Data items

* * * * * * *

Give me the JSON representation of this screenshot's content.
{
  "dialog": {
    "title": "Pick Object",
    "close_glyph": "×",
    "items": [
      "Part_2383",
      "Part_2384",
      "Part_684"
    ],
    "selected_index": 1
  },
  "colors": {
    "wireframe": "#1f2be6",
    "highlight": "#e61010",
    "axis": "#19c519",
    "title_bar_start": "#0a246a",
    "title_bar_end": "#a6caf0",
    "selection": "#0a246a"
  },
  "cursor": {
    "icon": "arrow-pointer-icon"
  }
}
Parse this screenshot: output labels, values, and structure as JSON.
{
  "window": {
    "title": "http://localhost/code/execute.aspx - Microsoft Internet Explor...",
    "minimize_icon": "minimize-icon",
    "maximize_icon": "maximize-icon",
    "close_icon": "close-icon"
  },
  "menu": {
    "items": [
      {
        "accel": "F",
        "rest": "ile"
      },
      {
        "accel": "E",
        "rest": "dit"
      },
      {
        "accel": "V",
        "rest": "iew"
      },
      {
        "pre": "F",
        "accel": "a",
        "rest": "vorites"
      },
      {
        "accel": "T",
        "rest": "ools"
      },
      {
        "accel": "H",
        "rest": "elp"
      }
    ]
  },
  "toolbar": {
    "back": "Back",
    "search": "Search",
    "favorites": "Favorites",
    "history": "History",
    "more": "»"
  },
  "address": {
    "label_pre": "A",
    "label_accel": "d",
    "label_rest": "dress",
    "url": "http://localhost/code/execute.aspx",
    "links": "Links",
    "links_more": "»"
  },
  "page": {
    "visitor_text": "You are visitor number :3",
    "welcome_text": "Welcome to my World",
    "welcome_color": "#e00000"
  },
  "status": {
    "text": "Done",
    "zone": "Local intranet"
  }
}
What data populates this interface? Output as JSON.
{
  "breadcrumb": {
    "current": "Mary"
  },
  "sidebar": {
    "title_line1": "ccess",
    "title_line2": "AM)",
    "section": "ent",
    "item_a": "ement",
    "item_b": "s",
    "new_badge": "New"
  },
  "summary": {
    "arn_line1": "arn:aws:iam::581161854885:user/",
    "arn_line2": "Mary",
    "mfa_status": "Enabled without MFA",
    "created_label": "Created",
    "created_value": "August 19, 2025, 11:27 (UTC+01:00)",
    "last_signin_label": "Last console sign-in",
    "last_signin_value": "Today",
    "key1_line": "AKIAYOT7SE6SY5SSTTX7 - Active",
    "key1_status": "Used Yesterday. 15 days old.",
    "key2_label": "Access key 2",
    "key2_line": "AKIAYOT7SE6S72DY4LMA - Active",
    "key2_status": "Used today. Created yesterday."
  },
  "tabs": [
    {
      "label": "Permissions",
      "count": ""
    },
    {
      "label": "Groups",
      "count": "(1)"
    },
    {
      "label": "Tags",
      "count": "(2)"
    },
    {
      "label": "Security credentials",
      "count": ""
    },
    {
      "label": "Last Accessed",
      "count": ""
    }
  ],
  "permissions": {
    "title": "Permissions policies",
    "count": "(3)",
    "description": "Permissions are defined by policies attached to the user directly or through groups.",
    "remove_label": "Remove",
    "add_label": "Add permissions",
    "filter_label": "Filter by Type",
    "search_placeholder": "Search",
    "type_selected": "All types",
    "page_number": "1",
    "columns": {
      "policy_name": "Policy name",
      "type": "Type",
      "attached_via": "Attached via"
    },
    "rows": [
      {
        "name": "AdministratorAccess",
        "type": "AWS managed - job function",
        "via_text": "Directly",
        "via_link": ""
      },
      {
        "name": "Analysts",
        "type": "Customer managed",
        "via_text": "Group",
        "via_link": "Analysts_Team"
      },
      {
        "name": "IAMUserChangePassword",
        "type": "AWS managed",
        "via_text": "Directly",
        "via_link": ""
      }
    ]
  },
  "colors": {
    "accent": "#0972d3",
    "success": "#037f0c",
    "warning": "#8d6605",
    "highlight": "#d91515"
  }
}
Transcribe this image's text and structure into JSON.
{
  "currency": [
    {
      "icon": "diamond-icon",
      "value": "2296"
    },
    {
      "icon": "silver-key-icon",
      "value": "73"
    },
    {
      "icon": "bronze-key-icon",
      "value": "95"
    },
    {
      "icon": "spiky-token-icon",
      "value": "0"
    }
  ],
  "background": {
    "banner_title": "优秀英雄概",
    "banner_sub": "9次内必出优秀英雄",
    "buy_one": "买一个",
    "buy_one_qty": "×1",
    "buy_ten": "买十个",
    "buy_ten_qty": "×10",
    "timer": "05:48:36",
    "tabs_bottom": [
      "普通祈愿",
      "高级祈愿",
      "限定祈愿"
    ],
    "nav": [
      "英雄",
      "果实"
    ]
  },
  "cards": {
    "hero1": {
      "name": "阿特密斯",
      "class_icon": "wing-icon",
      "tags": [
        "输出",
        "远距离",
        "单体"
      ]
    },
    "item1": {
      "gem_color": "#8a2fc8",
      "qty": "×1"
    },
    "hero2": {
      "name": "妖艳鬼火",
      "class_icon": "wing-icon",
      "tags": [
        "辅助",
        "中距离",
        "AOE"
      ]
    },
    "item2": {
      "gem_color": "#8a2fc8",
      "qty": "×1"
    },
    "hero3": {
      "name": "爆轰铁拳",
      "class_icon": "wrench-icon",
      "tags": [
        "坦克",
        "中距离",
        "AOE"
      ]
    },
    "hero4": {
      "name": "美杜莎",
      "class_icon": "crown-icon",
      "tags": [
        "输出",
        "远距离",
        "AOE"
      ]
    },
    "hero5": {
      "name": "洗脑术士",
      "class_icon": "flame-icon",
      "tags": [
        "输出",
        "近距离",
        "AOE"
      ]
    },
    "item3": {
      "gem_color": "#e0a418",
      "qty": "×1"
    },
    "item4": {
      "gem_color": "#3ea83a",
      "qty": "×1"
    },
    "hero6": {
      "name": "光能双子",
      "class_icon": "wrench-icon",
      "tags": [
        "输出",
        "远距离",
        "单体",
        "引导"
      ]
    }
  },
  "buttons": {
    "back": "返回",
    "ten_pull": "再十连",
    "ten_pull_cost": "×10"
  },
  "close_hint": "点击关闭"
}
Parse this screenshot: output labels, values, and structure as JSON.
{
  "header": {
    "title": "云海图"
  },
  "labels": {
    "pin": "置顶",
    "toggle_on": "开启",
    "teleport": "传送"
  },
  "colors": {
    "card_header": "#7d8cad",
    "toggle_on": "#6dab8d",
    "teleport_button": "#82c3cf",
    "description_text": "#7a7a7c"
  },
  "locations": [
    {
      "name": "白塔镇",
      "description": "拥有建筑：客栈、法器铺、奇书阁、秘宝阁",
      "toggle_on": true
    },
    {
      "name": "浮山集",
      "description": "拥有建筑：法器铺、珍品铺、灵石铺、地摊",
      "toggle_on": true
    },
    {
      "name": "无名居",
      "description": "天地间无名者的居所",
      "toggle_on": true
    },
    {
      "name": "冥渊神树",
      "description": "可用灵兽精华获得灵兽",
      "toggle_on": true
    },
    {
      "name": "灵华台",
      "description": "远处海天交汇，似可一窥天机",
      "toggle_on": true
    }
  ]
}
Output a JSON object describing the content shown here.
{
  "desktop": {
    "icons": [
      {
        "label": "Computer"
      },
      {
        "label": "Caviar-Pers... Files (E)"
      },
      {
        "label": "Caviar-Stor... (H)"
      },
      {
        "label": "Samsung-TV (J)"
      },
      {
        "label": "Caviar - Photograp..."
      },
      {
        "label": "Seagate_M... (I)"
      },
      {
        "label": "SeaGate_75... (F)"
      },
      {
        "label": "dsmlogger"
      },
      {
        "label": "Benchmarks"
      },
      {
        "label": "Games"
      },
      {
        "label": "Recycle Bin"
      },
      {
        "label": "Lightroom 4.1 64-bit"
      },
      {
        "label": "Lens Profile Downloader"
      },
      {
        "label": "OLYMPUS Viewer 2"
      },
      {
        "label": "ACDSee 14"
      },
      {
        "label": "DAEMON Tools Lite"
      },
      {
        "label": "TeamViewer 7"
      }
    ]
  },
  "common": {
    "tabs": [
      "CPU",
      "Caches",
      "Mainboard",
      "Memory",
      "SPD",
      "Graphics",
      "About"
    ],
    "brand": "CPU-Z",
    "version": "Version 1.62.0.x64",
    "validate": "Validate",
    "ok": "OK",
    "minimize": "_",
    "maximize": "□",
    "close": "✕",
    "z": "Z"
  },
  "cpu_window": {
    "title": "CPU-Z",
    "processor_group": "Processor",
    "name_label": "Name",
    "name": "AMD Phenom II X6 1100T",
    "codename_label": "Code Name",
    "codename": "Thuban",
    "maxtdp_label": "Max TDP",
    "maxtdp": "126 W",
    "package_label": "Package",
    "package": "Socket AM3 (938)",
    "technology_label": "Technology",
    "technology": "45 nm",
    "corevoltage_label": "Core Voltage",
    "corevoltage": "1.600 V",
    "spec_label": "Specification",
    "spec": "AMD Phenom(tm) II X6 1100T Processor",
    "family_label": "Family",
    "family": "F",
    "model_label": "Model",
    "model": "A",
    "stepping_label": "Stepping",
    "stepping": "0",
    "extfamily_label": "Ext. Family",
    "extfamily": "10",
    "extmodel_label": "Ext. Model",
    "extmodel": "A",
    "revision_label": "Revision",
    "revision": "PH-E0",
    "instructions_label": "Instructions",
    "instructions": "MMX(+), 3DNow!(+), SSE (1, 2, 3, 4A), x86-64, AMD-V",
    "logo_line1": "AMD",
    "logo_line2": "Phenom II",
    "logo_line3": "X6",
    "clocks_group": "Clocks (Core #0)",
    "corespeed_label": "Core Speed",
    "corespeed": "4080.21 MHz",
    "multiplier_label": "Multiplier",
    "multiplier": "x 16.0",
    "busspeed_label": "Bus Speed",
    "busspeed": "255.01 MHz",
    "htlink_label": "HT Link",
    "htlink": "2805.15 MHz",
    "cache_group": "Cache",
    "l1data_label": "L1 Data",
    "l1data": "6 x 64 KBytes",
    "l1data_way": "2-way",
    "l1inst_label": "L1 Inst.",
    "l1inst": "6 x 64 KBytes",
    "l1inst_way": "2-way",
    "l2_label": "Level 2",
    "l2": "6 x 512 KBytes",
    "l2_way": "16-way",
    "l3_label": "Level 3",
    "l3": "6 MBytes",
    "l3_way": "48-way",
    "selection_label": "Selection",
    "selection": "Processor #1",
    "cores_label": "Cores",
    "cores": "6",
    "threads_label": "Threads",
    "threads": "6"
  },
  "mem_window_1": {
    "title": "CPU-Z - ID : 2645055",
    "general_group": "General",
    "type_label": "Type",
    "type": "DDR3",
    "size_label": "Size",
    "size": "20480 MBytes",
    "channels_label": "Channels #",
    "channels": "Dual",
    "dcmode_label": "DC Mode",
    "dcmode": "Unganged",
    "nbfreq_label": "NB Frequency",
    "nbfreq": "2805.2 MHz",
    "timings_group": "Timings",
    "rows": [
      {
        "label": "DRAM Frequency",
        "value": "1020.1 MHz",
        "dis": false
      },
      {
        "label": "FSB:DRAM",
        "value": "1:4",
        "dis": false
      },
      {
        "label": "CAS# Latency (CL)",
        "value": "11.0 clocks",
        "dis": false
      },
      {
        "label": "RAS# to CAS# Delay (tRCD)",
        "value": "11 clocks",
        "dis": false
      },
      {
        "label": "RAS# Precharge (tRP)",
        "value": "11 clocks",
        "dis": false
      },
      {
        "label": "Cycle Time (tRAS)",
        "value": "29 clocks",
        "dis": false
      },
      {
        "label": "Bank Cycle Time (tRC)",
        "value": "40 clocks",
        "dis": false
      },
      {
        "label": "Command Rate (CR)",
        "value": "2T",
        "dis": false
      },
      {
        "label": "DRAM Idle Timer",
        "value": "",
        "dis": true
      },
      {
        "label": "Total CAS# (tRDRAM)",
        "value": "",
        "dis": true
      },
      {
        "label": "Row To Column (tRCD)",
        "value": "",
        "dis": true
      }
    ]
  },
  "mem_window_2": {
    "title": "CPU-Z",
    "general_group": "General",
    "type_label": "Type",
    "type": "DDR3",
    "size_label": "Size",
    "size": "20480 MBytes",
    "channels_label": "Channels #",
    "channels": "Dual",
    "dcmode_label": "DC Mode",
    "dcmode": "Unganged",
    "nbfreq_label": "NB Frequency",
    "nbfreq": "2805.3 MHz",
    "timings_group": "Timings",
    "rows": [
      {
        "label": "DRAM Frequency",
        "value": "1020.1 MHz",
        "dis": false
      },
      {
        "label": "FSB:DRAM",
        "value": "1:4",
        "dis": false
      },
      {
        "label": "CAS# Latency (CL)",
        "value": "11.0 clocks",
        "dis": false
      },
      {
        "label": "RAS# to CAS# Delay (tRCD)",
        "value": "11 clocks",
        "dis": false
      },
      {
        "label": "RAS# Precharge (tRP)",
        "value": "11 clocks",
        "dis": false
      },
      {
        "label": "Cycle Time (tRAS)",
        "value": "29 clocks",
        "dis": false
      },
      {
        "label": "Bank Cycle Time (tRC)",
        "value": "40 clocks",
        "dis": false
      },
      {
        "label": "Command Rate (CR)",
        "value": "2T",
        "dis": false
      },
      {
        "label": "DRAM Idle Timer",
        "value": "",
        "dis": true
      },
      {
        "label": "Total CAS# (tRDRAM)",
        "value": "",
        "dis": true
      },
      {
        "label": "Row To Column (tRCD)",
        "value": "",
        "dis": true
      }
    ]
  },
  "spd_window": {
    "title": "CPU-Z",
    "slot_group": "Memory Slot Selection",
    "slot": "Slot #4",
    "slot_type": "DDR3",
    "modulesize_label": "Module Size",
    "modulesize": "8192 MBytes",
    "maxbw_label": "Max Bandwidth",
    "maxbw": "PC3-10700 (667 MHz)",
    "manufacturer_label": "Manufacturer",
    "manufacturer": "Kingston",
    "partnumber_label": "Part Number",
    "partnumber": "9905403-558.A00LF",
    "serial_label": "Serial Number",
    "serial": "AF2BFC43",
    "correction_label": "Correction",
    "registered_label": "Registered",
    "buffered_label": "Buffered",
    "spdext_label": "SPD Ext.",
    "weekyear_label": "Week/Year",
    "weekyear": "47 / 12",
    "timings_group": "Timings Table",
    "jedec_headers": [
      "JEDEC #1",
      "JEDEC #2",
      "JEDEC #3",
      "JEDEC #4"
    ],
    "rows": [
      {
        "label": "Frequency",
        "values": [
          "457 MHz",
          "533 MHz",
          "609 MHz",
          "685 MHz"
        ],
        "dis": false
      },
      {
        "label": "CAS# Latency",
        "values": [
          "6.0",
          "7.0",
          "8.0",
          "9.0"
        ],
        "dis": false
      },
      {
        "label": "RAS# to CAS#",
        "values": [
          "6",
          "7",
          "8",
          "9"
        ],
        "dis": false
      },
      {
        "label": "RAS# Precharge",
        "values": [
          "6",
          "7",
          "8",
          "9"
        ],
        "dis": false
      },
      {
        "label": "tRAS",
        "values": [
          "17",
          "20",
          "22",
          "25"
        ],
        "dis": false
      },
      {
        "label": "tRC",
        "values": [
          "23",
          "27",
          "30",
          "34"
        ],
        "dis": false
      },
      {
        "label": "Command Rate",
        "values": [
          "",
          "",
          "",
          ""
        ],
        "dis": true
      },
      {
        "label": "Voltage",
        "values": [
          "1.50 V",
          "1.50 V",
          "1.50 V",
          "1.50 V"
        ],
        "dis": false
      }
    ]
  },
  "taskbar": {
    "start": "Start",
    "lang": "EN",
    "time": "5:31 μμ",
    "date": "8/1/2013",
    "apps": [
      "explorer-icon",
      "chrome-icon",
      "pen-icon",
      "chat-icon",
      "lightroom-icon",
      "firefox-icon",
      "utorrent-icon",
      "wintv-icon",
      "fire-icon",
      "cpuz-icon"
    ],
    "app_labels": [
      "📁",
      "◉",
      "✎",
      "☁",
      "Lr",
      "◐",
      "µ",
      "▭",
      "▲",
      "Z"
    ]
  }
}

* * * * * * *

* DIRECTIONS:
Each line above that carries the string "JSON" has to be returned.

* ANSWER TO THE EXERCISE:
Give me the JSON representation of this screenshot's content.
Parse this screenshot: output labels, values, and structure as JSON.
What data populates this interface? Output as JSON.
Transcribe this image's text and structure into JSON.
Parse this screenshot: output labels, values, and structure as JSON.
Output a JSON object describing the content shown here.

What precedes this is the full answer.